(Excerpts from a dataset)
^^^^^^^^

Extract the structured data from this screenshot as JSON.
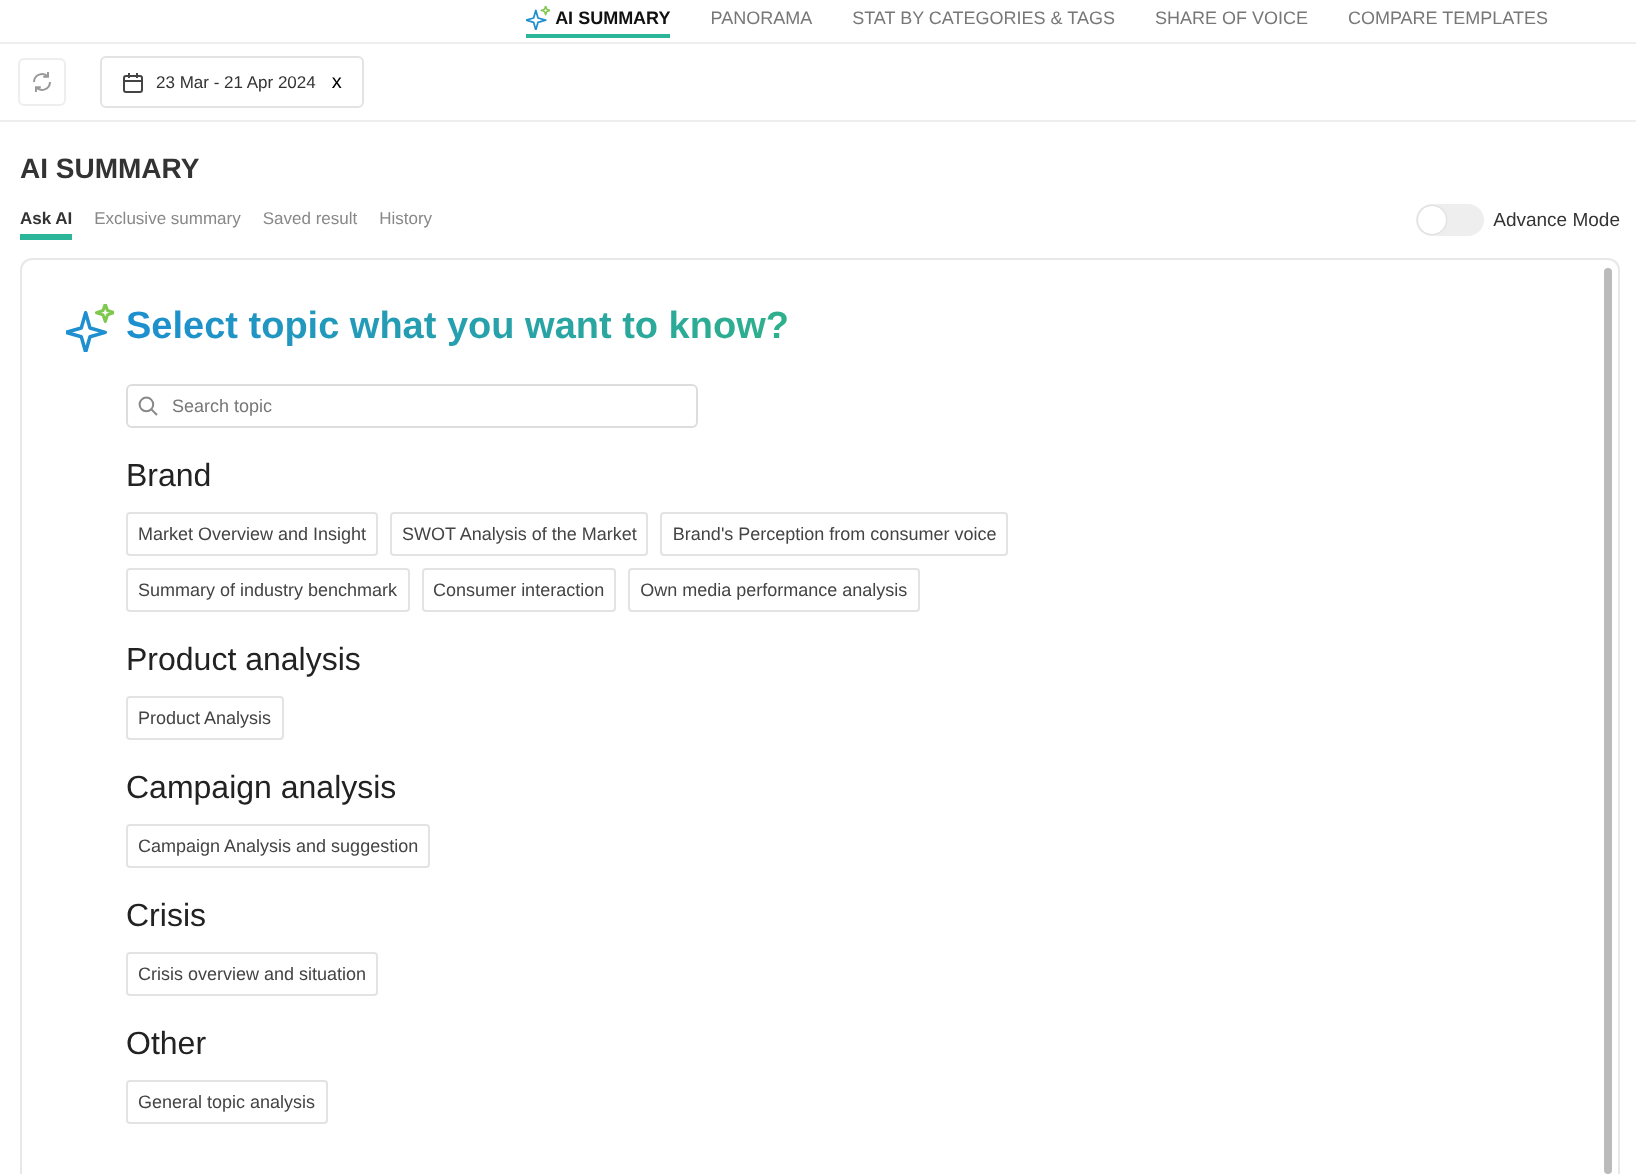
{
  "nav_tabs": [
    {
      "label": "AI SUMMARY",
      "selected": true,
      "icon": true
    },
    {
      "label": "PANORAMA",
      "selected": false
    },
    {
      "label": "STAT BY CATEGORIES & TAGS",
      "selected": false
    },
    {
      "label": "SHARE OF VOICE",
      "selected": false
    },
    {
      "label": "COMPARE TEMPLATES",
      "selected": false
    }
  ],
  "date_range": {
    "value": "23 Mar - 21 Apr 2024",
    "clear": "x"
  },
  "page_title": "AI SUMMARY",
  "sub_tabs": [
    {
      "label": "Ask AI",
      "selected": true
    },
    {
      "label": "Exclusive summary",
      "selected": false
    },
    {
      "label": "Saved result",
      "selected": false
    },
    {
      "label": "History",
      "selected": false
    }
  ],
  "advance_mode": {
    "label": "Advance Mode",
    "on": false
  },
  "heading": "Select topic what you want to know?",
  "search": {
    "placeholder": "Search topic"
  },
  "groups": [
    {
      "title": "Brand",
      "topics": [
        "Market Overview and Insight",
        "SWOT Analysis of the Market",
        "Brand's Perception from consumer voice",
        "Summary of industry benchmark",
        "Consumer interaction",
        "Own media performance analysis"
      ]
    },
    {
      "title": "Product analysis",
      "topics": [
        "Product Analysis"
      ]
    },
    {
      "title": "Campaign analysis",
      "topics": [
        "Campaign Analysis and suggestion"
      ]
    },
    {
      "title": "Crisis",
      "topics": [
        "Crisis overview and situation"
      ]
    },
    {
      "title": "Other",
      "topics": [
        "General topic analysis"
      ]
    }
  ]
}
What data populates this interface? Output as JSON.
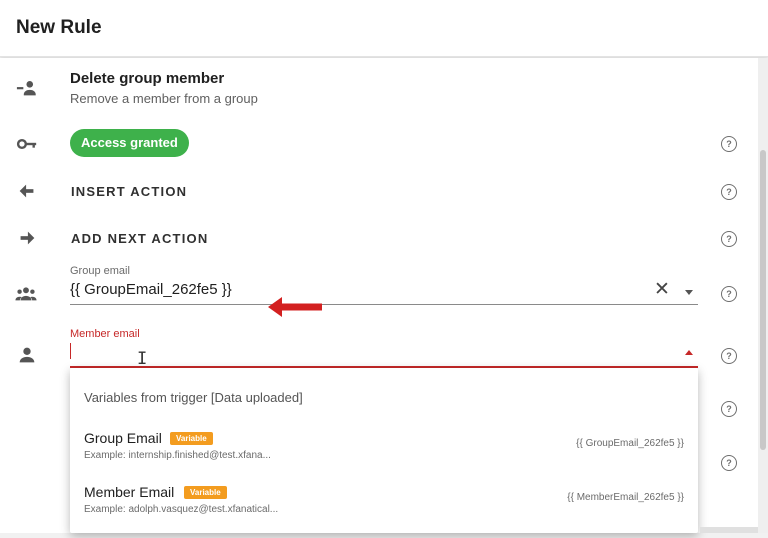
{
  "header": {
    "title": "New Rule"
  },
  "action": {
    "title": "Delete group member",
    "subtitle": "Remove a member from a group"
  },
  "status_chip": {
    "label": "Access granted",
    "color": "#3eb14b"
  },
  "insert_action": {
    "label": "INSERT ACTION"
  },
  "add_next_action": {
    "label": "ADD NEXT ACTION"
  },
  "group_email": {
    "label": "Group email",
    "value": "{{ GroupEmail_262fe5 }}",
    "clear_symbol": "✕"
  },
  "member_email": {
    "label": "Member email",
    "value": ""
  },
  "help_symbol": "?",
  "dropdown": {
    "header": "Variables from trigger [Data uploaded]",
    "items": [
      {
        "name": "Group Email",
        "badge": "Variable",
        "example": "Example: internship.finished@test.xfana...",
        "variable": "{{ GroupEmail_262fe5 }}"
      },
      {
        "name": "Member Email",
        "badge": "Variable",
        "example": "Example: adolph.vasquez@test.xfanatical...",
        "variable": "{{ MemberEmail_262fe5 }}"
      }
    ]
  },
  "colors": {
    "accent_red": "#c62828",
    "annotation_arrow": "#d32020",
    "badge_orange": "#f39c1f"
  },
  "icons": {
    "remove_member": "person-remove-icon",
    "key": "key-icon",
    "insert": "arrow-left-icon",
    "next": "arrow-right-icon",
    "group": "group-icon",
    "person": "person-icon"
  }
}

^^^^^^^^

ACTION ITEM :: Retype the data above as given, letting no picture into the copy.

EXERCISE RESPONSE ::
Extract the structured data from this screenshot as JSON.
{
  "nav_tabs": [
    {
      "label": "AI SUMMARY",
      "selected": true,
      "icon": true
    },
    {
      "label": "PANORAMA",
      "selected": false
    },
    {
      "label": "STAT BY CATEGORIES & TAGS",
      "selected": false
    },
    {
      "label": "SHARE OF VOICE",
      "selected": false
    },
    {
      "label": "COMPARE TEMPLATES",
      "selected": false
    }
  ],
  "date_range": {
    "value": "23 Mar - 21 Apr 2024",
    "clear": "x"
  },
  "page_title": "AI SUMMARY",
  "sub_tabs": [
    {
      "label": "Ask AI",
      "selected": true
    },
    {
      "label": "Exclusive summary",
      "selected": false
    },
    {
      "label": "Saved result",
      "selected": false
    },
    {
      "label": "History",
      "selected": false
    }
  ],
  "advance_mode": {
    "label": "Advance Mode",
    "on": false
  },
  "heading": "Select topic what you want to know?",
  "search": {
    "placeholder": "Search topic"
  },
  "groups": [
    {
      "title": "Brand",
      "topics": [
        "Market Overview and Insight",
        "SWOT Analysis of the Market",
        "Brand's Perception from consumer voice",
        "Summary of industry benchmark",
        "Consumer interaction",
        "Own media performance analysis"
      ]
    },
    {
      "title": "Product analysis",
      "topics": [
        "Product Analysis"
      ]
    },
    {
      "title": "Campaign analysis",
      "topics": [
        "Campaign Analysis and suggestion"
      ]
    },
    {
      "title": "Crisis",
      "topics": [
        "Crisis overview and situation"
      ]
    },
    {
      "title": "Other",
      "topics": [
        "General topic analysis"
      ]
    }
  ]
}
What data populates this interface? Output as JSON.
{
  "header": {
    "title": "New Rule"
  },
  "action": {
    "title": "Delete group member",
    "subtitle": "Remove a member from a group"
  },
  "status_chip": {
    "label": "Access granted",
    "color": "#3eb14b"
  },
  "insert_action": {
    "label": "INSERT ACTION"
  },
  "add_next_action": {
    "label": "ADD NEXT ACTION"
  },
  "group_email": {
    "label": "Group email",
    "value": "{{ GroupEmail_262fe5 }}",
    "clear_symbol": "✕"
  },
  "member_email": {
    "label": "Member email",
    "value": ""
  },
  "help_symbol": "?",
  "dropdown": {
    "header": "Variables from trigger [Data uploaded]",
    "items": [
      {
        "name": "Group Email",
        "badge": "Variable",
        "example": "Example: internship.finished@test.xfana...",
        "variable": "{{ GroupEmail_262fe5 }}"
      },
      {
        "name": "Member Email",
        "badge": "Variable",
        "example": "Example: adolph.vasquez@test.xfanatical...",
        "variable": "{{ MemberEmail_262fe5 }}"
      }
    ]
  },
  "colors": {
    "accent_red": "#c62828",
    "annotation_arrow": "#d32020",
    "badge_orange": "#f39c1f"
  },
  "icons": {
    "remove_member": "person-remove-icon",
    "key": "key-icon",
    "insert": "arrow-left-icon",
    "next": "arrow-right-icon",
    "group": "group-icon",
    "person": "person-icon"
  }
}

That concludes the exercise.